When raising a child, it’s hard to know when parent engagement begins. With a baby, you’re doing your best to meet the baby’s needs and fit in sleep when you can. Once the baby becomes a toddler, you’re working on small things, like motor skills and reading. But when should you start actively being an engaged parent?
The answer is at the very beginning, but the shape of parent engagement changes as your child grows. Here are several examples of how you can practice parent engagement throughout the early years—from day one through kindergarten.
Infancy and Stress
Raising a healthy and secure child starts in infancy as you hold, soothe, and interact with your baby. That nurturing helps the child develop a healthy sense of self that will allow him or her to better cope with stress when he or she gets older.

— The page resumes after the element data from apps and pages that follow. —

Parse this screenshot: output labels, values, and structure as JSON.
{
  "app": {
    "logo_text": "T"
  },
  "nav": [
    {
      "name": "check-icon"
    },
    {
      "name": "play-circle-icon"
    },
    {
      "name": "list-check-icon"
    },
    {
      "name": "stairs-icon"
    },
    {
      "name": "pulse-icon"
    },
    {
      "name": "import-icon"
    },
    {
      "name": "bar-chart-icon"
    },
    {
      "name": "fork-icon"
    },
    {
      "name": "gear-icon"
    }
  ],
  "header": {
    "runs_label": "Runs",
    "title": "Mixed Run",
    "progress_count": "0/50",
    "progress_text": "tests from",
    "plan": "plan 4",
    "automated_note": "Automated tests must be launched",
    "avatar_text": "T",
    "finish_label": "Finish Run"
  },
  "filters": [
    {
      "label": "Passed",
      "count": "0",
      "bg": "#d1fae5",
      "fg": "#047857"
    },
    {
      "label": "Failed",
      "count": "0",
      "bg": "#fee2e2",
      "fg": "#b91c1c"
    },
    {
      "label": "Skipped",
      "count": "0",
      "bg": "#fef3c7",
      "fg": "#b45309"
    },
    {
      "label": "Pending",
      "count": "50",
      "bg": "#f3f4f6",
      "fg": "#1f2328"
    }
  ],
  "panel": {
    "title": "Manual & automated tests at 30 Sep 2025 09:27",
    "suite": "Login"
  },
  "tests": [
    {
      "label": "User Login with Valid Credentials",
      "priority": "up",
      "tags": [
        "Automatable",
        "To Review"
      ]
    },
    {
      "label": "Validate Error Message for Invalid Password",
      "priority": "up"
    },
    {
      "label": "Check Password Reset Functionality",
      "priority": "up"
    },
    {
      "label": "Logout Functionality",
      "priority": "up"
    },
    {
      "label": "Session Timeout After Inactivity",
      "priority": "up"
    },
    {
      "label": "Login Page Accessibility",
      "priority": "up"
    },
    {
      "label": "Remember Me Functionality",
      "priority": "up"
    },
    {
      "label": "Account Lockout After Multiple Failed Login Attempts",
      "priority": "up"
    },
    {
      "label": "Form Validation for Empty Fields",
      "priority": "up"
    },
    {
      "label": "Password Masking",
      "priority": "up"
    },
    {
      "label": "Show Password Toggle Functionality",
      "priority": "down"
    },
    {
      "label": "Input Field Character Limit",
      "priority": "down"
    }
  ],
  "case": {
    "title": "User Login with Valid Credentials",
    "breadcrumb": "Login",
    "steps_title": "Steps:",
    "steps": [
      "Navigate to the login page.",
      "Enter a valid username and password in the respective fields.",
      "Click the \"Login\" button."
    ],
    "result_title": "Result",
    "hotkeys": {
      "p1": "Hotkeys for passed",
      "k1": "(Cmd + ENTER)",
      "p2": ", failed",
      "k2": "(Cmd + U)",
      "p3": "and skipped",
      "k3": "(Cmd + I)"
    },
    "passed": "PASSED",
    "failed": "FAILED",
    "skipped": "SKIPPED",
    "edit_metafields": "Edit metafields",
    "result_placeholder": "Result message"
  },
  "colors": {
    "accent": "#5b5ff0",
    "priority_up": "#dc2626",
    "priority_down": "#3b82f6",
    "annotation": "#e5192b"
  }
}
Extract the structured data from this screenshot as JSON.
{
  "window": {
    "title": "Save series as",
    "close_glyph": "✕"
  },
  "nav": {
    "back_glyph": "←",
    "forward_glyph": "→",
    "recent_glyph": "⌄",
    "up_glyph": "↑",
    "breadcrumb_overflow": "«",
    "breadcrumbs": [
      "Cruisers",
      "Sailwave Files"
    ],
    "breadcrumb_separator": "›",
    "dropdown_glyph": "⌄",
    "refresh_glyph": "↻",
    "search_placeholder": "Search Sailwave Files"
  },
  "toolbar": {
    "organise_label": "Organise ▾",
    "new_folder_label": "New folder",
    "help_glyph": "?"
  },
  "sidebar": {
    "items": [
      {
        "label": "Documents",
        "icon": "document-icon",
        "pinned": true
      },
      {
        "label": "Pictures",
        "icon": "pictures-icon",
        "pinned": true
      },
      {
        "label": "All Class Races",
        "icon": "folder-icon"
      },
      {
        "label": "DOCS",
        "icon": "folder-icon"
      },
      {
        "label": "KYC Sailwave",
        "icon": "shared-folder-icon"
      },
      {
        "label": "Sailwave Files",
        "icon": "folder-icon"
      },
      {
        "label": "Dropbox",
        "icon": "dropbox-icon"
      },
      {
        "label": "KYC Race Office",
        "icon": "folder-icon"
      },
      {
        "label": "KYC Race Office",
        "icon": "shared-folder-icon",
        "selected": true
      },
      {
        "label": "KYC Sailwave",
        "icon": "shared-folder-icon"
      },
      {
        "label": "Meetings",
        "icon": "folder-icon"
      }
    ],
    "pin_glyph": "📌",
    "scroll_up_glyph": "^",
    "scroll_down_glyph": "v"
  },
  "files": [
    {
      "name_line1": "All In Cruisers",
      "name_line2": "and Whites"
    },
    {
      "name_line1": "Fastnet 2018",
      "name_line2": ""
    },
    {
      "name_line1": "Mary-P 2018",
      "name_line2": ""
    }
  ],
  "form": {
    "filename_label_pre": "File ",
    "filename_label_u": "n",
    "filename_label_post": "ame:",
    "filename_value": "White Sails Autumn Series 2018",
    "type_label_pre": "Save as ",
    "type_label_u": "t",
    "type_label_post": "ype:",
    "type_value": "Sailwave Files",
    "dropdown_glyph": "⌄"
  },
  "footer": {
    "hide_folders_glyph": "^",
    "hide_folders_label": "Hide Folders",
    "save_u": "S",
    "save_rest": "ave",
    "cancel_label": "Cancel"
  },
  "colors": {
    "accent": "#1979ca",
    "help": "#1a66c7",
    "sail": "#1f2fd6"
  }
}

In addition to that nurturing, you can further help your baby by keeping your stress away from him or her. When you are stressed, your body produces toxins that affect your major systems. Babies and children can sense your stress as well, so keep the stress away by taking deep breaths, practicing yoga and/or meditation, and seeking therapy if necessary.
Toddlers and Vocabulary
Help your child develop his or her vocabulary by experiencing new things together.
For example, if you live in the city, take a day trip to the country. Your child will see new things and ask about them. If you see a silo on a farm, explain that it is used to store grain. Once your child seems to understand, point to the silo and ask what it is. Help your toddler continue to learn these vocabulary words by taking pictures and looking through them at home, asking him or her to name the things seen during the trip.
Early Childhood and Preschool
When your child is around three years old, you might consider sending him or her to preschool to start the formal learning process and prepare your child for kindergarten. Attending preschool can provide your child with many benefits, such as:
When entering kindergarten, it’s important that your child starts making his or her own choices. You can encourage making smart choices by giving your child healthy options. For example, ask your child if he or she wants yogurt or an apple as a snack. Does he or she want to play t-ball or basketball today? These options allow your child to eat healthy and exercise regardless of the choice, while it also empowers your child to have control over something in his or her life.
It’s not difficult to practice parent engagement. It’s as easy as nurturing your child, encouraging him or her to learn new things and meet new people, and slowly helping him or her learn to be independent.